An IBC or IBC in full ‘Intermediate Bulk Container’ or ‘Intermediate Bulk Container’. This is a container that is used for bulk goods (ores, cereals, etc.) or large capacities of liquids. It may be used for the packaging of dangerous goods and not dangerous. An IBC cannot therefore be used for large (quantity of) objects (e.g. vehicle parts, large batteries, …), for this purpose it is necessary to use so-called “Large Packagings”.
In this article, we will only focus on the use of IBCs as packaging for the transport of dangerous goods. For this purpose an IBC is defined as follows: “IBC” (Intermediate Bulk Container) means a rigid or flexible packaging with a capacity of :
- (a) not more than 3.0 m³ for solids and liquids of packing groups II and III
- (b) not more than 1.5 m³ for solids of packing group I packed in flexible IBCs, composite IBCs or in rigid plastics, fibreboard or wooden IBCs;
- (c) not more than 3.0 m³ for solids of packing group I packed in metal IBCs.
When these receptacles are used as packagings for dangerous goods they shall meet the various requirements as laid down in different regulations, in particular :
- UN-regulations (orange book).
- ADR-RID (regulations for the transport of dangerous goods by road or rail).
- IATA & ICAO (regulations for the air transport of dangerous goods).

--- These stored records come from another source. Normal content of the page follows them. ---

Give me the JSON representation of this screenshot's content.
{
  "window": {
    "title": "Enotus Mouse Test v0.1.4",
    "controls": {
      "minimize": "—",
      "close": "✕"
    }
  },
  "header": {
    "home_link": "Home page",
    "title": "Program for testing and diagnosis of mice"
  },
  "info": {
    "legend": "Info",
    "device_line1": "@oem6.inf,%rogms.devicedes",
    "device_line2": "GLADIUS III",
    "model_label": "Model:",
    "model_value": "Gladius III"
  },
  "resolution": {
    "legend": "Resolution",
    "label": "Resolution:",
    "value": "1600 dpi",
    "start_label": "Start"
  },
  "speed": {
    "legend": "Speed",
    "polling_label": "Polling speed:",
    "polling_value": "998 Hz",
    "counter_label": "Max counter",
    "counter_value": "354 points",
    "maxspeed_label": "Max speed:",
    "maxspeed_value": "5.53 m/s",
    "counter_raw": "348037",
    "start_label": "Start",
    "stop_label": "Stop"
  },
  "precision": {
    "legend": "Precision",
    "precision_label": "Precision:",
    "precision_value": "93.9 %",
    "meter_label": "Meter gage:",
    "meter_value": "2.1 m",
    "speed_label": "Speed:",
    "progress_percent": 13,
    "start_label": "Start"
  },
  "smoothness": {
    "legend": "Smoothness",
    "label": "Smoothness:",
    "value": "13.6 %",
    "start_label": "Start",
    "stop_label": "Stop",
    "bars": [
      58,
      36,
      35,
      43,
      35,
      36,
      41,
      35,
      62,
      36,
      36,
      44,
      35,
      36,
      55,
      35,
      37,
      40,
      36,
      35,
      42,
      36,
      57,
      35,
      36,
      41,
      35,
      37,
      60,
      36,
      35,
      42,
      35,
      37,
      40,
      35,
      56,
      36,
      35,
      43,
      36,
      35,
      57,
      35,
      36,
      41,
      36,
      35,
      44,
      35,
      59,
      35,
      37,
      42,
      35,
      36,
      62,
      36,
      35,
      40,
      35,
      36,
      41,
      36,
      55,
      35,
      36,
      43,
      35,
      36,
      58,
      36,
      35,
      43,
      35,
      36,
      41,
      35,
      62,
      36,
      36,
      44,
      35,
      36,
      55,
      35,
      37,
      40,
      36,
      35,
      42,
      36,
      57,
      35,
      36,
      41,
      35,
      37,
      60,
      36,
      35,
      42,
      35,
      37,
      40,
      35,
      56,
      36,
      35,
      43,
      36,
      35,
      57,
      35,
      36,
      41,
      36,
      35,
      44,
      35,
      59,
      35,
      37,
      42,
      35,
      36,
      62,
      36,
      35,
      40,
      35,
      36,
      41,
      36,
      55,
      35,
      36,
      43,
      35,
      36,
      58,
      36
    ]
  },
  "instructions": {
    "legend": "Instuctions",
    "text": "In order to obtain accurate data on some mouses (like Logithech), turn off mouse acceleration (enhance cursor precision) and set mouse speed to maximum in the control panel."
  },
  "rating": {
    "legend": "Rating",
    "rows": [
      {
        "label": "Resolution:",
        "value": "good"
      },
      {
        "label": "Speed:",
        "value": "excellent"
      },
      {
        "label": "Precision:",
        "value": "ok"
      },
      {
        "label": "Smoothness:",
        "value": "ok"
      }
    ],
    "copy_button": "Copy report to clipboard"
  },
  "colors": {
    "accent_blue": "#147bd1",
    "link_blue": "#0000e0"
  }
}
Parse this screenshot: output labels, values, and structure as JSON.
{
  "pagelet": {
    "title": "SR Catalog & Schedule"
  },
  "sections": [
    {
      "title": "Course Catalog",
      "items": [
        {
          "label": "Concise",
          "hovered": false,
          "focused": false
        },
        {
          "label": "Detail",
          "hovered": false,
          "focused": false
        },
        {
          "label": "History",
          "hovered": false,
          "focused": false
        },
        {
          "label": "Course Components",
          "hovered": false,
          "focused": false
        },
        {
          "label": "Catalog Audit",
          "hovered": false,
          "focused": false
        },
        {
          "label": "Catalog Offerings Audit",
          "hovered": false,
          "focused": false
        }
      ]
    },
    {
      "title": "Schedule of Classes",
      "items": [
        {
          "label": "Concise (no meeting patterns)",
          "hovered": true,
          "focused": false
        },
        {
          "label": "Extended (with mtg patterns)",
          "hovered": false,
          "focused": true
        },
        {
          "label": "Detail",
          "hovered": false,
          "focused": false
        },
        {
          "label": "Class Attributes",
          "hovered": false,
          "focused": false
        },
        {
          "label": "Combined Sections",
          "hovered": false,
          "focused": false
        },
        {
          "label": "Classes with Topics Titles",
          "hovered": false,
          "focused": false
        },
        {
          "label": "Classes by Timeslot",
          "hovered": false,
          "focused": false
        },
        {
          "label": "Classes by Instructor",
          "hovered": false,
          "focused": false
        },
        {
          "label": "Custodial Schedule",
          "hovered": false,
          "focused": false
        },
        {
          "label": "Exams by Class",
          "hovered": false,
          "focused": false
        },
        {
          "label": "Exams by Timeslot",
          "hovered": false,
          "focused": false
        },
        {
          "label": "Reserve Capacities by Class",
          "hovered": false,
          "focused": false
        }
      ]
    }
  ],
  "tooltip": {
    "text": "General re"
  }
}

- IMDG (regulations for the maritime transport of dangerous goods).
- ADN (regulations for the transport of dangerous goods by inland waterways).
Are all the requirements imposed by these regulations the same?
NO! For example, the transport of goods with UN-numbers
1748, 2208, 2880, 3485, 3486 and 3487 is prohibited in IBCs by the IMDG Code.
As far as IATA is concerned, the use of IBCs is totally prohibited. A
With one exception: if the IBC contains chemicals under UN 3077 with an upper limit of 1000 kg.
But first a word about the different types of IBCs.
IBCs are mainly divided into 2 categories, one for the transport of solids and one for the transport of liquids.
IBCs as a packaging for solids
These IBCs can be made of metal, wood, fibreboard, paper, woven plastics, flexible plastics, rigid plastics or as a composite where the inner receptacle is always made of plastics. The latter composite IBC is probably the most commonly used, it is a plastics inner receptacle which is usually placed in a metal or plastics cage. Check nanolike.com/ for more about IBC tanks.
Within the category of solid packaging we have 2 main sub-categories, namely rigid (rigid) IBCs and flexible (flexible) IBCs. The latter are better known as “Big Bags” and due to their very small footprint the packaging itself is mainly used for transport in the hold of a ship. Flexible IBCs are therefore always fitted with a lifting device, rather than a provision to be lifted along the bottom.
When which type of IBC can/must be used depends mainly on the contents and more particularly on the packing instruction prescribed for that product. These packing instructions are included in the regulations mentioned above. For example, it may be that certain powders that are reactive with water cannot be packed in woven or paper IBCs.
IBCs as packaging for liquids
These IBCs are made of metal, rigid plastics or designed as a composite packaging with the inner receptacle always made of plastics. Again, as with solids, the choice of IBC type depends on the type of product to be packed. In addition, it is also very important that they are chemically resistant and that they can withstand the maximum vapor pressure of the packed liquid.